Segment Start: Information supplied
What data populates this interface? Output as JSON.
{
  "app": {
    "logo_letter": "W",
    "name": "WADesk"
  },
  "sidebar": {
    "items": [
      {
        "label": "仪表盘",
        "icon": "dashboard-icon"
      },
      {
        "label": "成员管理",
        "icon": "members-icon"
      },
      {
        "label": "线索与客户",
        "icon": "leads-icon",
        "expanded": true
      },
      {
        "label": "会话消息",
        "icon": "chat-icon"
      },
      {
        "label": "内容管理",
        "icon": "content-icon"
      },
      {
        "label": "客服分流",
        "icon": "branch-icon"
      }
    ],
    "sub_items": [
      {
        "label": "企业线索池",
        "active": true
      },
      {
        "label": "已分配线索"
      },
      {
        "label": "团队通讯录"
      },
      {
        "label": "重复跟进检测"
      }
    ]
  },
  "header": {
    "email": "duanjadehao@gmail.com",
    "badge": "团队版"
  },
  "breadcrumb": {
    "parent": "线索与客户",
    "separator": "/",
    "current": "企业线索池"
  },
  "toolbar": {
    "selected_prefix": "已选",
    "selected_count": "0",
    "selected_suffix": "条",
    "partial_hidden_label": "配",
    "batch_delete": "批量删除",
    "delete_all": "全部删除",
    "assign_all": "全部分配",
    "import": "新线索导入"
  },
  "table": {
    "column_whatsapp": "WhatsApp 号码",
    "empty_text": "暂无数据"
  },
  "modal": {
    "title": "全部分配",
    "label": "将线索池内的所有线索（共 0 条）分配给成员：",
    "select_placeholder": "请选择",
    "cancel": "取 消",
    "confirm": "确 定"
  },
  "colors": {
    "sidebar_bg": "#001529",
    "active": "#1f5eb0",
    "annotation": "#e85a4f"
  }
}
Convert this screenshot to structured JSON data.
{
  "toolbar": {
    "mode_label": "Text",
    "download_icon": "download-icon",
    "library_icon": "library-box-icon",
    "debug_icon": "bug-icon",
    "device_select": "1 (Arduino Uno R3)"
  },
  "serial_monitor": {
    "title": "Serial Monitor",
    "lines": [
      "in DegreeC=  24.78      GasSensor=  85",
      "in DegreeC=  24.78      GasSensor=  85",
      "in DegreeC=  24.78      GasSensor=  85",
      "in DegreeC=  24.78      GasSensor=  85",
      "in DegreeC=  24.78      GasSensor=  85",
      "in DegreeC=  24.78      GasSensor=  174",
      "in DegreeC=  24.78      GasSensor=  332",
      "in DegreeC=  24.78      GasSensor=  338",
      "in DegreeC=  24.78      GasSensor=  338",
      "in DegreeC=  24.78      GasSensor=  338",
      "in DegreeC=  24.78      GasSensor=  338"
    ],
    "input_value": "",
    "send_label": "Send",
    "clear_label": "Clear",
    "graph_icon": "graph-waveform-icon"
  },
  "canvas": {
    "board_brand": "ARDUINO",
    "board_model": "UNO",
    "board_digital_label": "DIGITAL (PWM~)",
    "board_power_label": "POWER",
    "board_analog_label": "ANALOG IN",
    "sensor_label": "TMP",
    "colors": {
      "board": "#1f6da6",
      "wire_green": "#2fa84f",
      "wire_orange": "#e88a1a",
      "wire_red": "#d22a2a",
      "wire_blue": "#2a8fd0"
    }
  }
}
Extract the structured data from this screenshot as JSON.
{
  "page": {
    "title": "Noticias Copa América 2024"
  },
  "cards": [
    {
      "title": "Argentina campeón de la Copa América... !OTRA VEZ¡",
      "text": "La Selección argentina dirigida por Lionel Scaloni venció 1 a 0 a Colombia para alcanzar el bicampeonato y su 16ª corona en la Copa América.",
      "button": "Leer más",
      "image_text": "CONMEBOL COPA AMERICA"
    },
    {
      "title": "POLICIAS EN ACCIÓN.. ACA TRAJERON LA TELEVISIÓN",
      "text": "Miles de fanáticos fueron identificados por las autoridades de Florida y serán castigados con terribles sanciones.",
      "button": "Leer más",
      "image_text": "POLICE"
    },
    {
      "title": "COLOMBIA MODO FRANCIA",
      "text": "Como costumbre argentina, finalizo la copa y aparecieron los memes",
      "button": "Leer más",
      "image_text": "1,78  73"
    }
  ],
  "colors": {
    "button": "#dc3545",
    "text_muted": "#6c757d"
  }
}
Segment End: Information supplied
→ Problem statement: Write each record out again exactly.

→ Task answer:
What data populates this interface? Output as JSON.
{
  "app": {
    "logo_letter": "W",
    "name": "WADesk"
  },
  "sidebar": {
    "items": [
      {
        "label": "仪表盘",
        "icon": "dashboard-icon"
      },
      {
        "label": "成员管理",
        "icon": "members-icon"
      },
      {
        "label": "线索与客户",
        "icon": "leads-icon",
        "expanded": true
      },
      {
        "label": "会话消息",
        "icon": "chat-icon"
      },
      {
        "label": "内容管理",
        "icon": "content-icon"
      },
      {
        "label": "客服分流",
        "icon": "branch-icon"
      }
    ],
    "sub_items": [
      {
        "label": "企业线索池",
        "active": true
      },
      {
        "label": "已分配线索"
      },
      {
        "label": "团队通讯录"
      },
      {
        "label": "重复跟进检测"
      }
    ]
  },
  "header": {
    "email": "duanjadehao@gmail.com",
    "badge": "团队版"
  },
  "breadcrumb": {
    "parent": "线索与客户",
    "separator": "/",
    "current": "企业线索池"
  },
  "toolbar": {
    "selected_prefix": "已选",
    "selected_count": "0",
    "selected_suffix": "条",
    "partial_hidden_label": "配",
    "batch_delete": "批量删除",
    "delete_all": "全部删除",
    "assign_all": "全部分配",
    "import": "新线索导入"
  },
  "table": {
    "column_whatsapp": "WhatsApp 号码",
    "empty_text": "暂无数据"
  },
  "modal": {
    "title": "全部分配",
    "label": "将线索池内的所有线索（共 0 条）分配给成员：",
    "select_placeholder": "请选择",
    "cancel": "取 消",
    "confirm": "确 定"
  },
  "colors": {
    "sidebar_bg": "#001529",
    "active": "#1f5eb0",
    "annotation": "#e85a4f"
  }
}
Convert this screenshot to structured JSON data.
{
  "toolbar": {
    "mode_label": "Text",
    "download_icon": "download-icon",
    "library_icon": "library-box-icon",
    "debug_icon": "bug-icon",
    "device_select": "1 (Arduino Uno R3)"
  },
  "serial_monitor": {
    "title": "Serial Monitor",
    "lines": [
      "in DegreeC=  24.78      GasSensor=  85",
      "in DegreeC=  24.78      GasSensor=  85",
      "in DegreeC=  24.78      GasSensor=  85",
      "in DegreeC=  24.78      GasSensor=  85",
      "in DegreeC=  24.78      GasSensor=  85",
      "in DegreeC=  24.78      GasSensor=  174",
      "in DegreeC=  24.78      GasSensor=  332",
      "in DegreeC=  24.78      GasSensor=  338",
      "in DegreeC=  24.78      GasSensor=  338",
      "in DegreeC=  24.78      GasSensor=  338",
      "in DegreeC=  24.78      GasSensor=  338"
    ],
    "input_value": "",
    "send_label": "Send",
    "clear_label": "Clear",
    "graph_icon": "graph-waveform-icon"
  },
  "canvas": {
    "board_brand": "ARDUINO",
    "board_model": "UNO",
    "board_digital_label": "DIGITAL (PWM~)",
    "board_power_label": "POWER",
    "board_analog_label": "ANALOG IN",
    "sensor_label": "TMP",
    "colors": {
      "board": "#1f6da6",
      "wire_green": "#2fa84f",
      "wire_orange": "#e88a1a",
      "wire_red": "#d22a2a",
      "wire_blue": "#2a8fd0"
    }
  }
}
Extract the structured data from this screenshot as JSON.
{
  "page": {
    "title": "Noticias Copa América 2024"
  },
  "cards": [
    {
      "title": "Argentina campeón de la Copa América... !OTRA VEZ¡",
      "text": "La Selección argentina dirigida por Lionel Scaloni venció 1 a 0 a Colombia para alcanzar el bicampeonato y su 16ª corona en la Copa América.",
      "button": "Leer más",
      "image_text": "CONMEBOL COPA AMERICA"
    },
    {
      "title": "POLICIAS EN ACCIÓN.. ACA TRAJERON LA TELEVISIÓN",
      "text": "Miles de fanáticos fueron identificados por las autoridades de Florida y serán castigados con terribles sanciones.",
      "button": "Leer más",
      "image_text": "POLICE"
    },
    {
      "title": "COLOMBIA MODO FRANCIA",
      "text": "Como costumbre argentina, finalizo la copa y aparecieron los memes",
      "button": "Leer más",
      "image_text": "1,78  73"
    }
  ],
  "colors": {
    "button": "#dc3545",
    "text_muted": "#6c757d"
  }
}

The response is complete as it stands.